Private equity trends in residential real estate


  2014 2015 2016 2017 2018 H1 2019
Investment into residential as a percentage of overall PE investments 41% 51% 50% 24% 16% 17%
Affordable housing (as a percentage of PE investment into residential) 11% 3% 20% 60% 62%

 Source: Knight Frank Research, Venture intelligence



Rental housing market: The missing piece

As per the Census 2011, over 21 million (27.5%) urban households lived in rented accommodations. The rental housing market is projected to grow at a faster rate, than the rate of urbanisation over the next 20 years. The population living in rental housing, has no willingness to own and landowners find rental housing unattractive, due to low residential yields, high risk of property litigation and cost of transaction, which leads to a high number of vacant houses in large urban centres.


Vacant homes across India


City Mumbai Delhi Bengaluru Pune Ahmedabad Jaipur
Number of vacant houses 5,00,000 3,00,000 3,00,000 2,00,000 2,00,000 1,20,000
City Hyderabad Kolkata Bhopal Gurugram Lucknow Ghaziabad
Number of vacant houses 1,00,000 80,000 75,000 75,000 65,000 55,000

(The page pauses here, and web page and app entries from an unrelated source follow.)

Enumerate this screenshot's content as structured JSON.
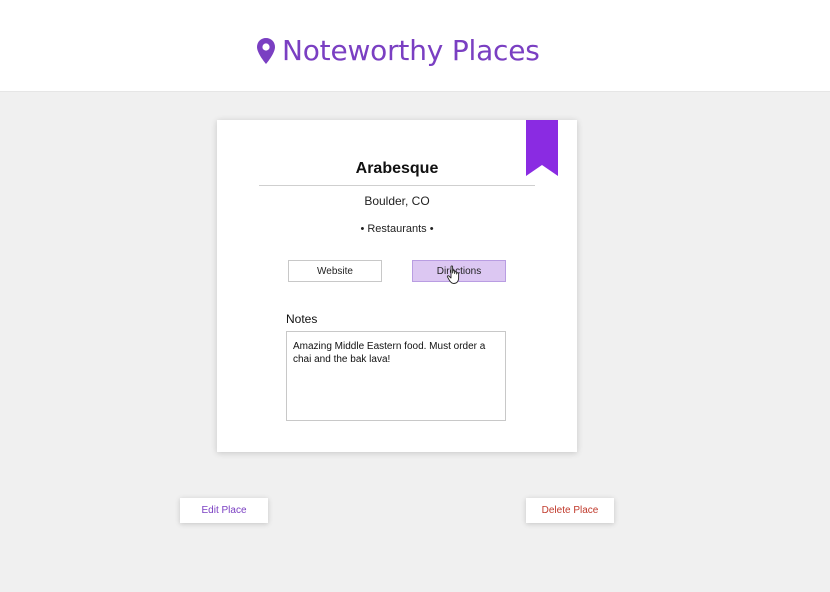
{
  "header": {
    "title": "Noteworthy Places",
    "icon": "map-pin-icon",
    "accent_color": "#7a3fc2"
  },
  "place": {
    "name": "Arabesque",
    "location": "Boulder, CO",
    "category": "• Restaurants •",
    "bookmark_icon": "bookmark-ribbon-icon",
    "bookmark_color": "#8a2be2",
    "buttons": {
      "website_label": "Website",
      "directions_label": "Directions"
    },
    "notes": {
      "label": "Notes",
      "value": "Amazing Middle Eastern food. Must order a chai and the bak lava!"
    }
  },
  "actions": {
    "edit_label": "Edit Place",
    "delete_label": "Delete Place",
    "delete_color": "#c0392b"
  }
}
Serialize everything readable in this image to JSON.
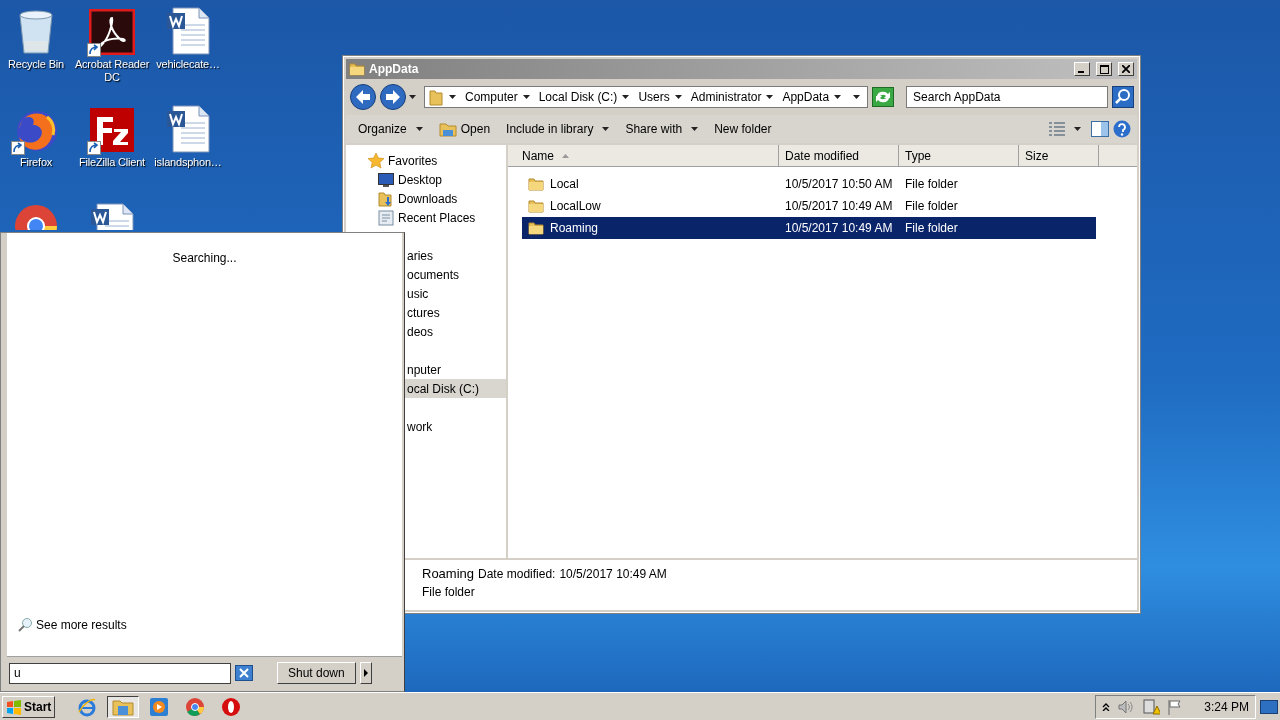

 Source: Knight Frank Research


Strategies for developing rental housing in urban India

  • Channelising government-owned land for rental housing development: The government has significant volumes of underutilised lands. If a portion of these land masses is utilised by the government or its agencies, for the development of rental housing properties, the incremental cost to the government would be limited to only the construction cost.
  • Rental management companies to pool private houses: There is an opportunity for promoting public/private rental housing management companies, who, in turn, pool private properties to a common marketplace, where prospective tenants can select the properties of their choice. This would significantly bring down the risks, through professional management and lower pooled risks.


Measures that could address the root causes of future housing shortage

  • Transitional buffer housing stock: Metro cities in India attract thousands of migrants every day, who come to urban centres for job opportunities, education, or simply for better lifestyle. Migrants belonging to lower income groups find it very difficult to find a shelter in the cities, due to the high prices of urban houses. Transitional buffer housing or short-term housing, can be an appropriate solution to address this issue.
  • Shorter tenure titles: Properties, if offered with an initial tenure of 30 years, with an option to extend the lease for an additional period of 30 years on payment of a renewal premium, can be priced 20% lower than a similar long-tenure property. Such a tool can be effectively used in subsidised housing, on the principle of the government subsidising the housing need of a household for a period of 30 years, after which the housing unit can revert to a common pool of public housing.
  • Rent to own: Often the prospective buyers do not have sufficient funds to complete the equity component of a transaction. In all such situations, ‘rent to own’ contracts can come in handy. It allows a person, even if one is unable to afford a mortgage on the whole of the current house value, to purchase a partial share of the house and pay rent on the remaining share.
  • Rental development and management companies: Prime government-owned land parcels continue to be under sub-optimal usage, in the hands of port trusts and agricultural colleges. If housing boards are able to mobilise a fraction of these underutilised lands for the development of rental housing developments, the incremental cost to government would be restricted to the construction cost of these properties.
  • Zoning reforms, to address land market imperfections: Land use zoning can be used as a successful tool, to create an inclusive urban fabric. Inclusionary Zoning (IZ) is a land-use planning tool, which reserves land or earmarks zones to be exclusively used for affordable housing.


Was this article useful?
  • 😃 (11)
  • 😐 (0)
  • 😔 (0)